If you have the water and the technology, it’s hard to beat hydroelectricity as a source of power. African-born Sister Alphonsine Ciza, who had studied mechanical engineering, teamed up with the rest of her convent, the Benedictine Sisters of Agnes, and built a small hydroelectric dam to power their facility in Miti. The Democratic Republic of Congo suffers from rolling blackouts, and relying on hydroelectricity allows the sisters to teach computing programming on actual screens instead of just showing their students the underlying principles in a textbook.

I don’t have a lot of use for the National Catholic Register in general, but I liked this article, which links back to the original Reuters account, complete with pictures of Sister Alphonsine, and also to information a similar hydroelectric plant built about thirty years prior by Benedictine monks in Tanzania.

Hat-tip to Caroline Furlong

Weird Wednesday: Audiobooks!

Thanks to the auto-narrator function at Google Play, I now have audio book versions of four of my novels available:

Shadow Captain
Marrying a Monster
Waking the Dreamlost
Loving a Deathseer

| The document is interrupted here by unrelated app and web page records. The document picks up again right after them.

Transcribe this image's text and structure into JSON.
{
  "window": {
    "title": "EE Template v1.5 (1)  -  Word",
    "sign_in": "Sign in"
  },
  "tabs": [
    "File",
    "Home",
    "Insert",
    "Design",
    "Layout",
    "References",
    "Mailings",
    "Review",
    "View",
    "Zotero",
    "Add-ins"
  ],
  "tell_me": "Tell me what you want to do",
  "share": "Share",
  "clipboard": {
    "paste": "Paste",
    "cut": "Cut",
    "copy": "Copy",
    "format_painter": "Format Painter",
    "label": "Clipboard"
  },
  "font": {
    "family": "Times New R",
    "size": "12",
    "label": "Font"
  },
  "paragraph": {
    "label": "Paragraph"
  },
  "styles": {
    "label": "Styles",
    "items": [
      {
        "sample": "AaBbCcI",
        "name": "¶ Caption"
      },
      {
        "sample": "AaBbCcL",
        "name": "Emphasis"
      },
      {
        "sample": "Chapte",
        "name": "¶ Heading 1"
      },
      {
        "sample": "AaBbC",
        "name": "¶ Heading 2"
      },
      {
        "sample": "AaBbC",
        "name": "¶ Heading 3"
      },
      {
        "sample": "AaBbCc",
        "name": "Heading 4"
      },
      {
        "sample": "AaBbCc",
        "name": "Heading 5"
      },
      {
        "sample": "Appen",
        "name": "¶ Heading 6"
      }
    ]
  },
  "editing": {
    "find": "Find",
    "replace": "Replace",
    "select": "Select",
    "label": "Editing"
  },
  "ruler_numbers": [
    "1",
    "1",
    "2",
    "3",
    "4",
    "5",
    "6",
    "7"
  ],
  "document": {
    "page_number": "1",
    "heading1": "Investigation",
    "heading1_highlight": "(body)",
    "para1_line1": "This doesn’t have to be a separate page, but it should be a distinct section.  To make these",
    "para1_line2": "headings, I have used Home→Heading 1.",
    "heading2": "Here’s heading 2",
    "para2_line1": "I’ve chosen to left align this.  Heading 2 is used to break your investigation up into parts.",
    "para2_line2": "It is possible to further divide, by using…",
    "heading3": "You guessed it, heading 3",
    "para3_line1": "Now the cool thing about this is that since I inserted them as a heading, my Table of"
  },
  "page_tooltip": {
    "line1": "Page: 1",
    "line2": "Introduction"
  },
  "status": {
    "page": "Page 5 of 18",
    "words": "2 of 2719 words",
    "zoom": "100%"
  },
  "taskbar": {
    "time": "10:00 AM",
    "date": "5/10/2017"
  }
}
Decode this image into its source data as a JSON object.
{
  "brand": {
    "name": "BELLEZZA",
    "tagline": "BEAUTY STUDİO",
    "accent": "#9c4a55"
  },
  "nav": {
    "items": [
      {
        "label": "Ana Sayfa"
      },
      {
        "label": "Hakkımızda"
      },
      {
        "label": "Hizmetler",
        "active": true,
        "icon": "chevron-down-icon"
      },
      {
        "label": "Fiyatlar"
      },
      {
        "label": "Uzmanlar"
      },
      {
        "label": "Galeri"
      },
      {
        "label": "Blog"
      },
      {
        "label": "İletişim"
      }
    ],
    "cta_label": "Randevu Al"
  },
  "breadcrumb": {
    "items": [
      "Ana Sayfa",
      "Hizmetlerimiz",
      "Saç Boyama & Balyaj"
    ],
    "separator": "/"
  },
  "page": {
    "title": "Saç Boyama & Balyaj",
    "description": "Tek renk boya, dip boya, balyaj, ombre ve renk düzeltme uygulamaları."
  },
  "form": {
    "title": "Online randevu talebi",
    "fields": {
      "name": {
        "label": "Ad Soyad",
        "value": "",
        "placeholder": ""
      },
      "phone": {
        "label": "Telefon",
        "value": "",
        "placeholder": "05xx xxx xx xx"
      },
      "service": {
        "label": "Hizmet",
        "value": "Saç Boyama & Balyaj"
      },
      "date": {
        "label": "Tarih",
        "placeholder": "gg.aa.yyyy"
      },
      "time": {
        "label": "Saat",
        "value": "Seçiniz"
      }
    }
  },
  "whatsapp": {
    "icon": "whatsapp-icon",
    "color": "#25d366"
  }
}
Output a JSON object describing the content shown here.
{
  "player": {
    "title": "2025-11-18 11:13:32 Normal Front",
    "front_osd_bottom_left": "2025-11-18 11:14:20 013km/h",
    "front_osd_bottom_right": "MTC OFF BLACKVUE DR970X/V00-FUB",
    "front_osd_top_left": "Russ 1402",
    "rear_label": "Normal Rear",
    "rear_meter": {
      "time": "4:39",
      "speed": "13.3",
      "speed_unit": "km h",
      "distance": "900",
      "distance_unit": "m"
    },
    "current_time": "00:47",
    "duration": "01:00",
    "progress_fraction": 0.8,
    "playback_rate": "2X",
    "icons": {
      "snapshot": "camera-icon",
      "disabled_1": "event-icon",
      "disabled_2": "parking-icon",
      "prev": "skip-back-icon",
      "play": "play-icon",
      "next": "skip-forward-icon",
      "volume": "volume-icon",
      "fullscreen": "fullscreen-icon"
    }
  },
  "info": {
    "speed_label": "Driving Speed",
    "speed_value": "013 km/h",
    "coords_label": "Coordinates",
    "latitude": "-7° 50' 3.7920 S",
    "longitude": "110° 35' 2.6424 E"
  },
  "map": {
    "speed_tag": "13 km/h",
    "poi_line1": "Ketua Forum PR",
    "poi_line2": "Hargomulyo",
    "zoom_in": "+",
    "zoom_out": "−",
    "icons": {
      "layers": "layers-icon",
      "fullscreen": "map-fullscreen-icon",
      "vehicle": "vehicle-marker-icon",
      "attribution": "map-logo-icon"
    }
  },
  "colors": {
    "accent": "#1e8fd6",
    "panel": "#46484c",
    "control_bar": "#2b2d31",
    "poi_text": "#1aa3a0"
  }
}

Right now I am working on polishing Shadow Captain’s sequel. I hope to have it published by late December of this year, at which point it will spend 90 days in Kindle Unlimited so that the KU readers of the first book can enjoy it. The audiobook for the sequel will be made available around the time it comes to Google Play, sometime in 2023. Once I have Shadow Captain’s sequel completed, the focus will be on re-editing the Ancestors of Jaiya novels in preparation for their audiobook release, and on a new project to be announced later.

Happy Listening!

Crossdomain “Transmedium” Threats

The Pentagon would have you believe that the truth is out there, although I am not entirely clear on when we started taking the Pentagon’s word for this stuff. I don’t know whether the truth is out there or not, but some days I suspect Robur the Conqueror is.

(Please Note: the film version of Master of the World features Robur’s much more generic airship from the prequel, Clipper of the Clouds. If you watch the film, you will get to see both Vincent Price and Charles Bronson doing their thing, but you won’t get to see any Steampunk Triple Changer that can function as an aircraft, automobile, and submarine.)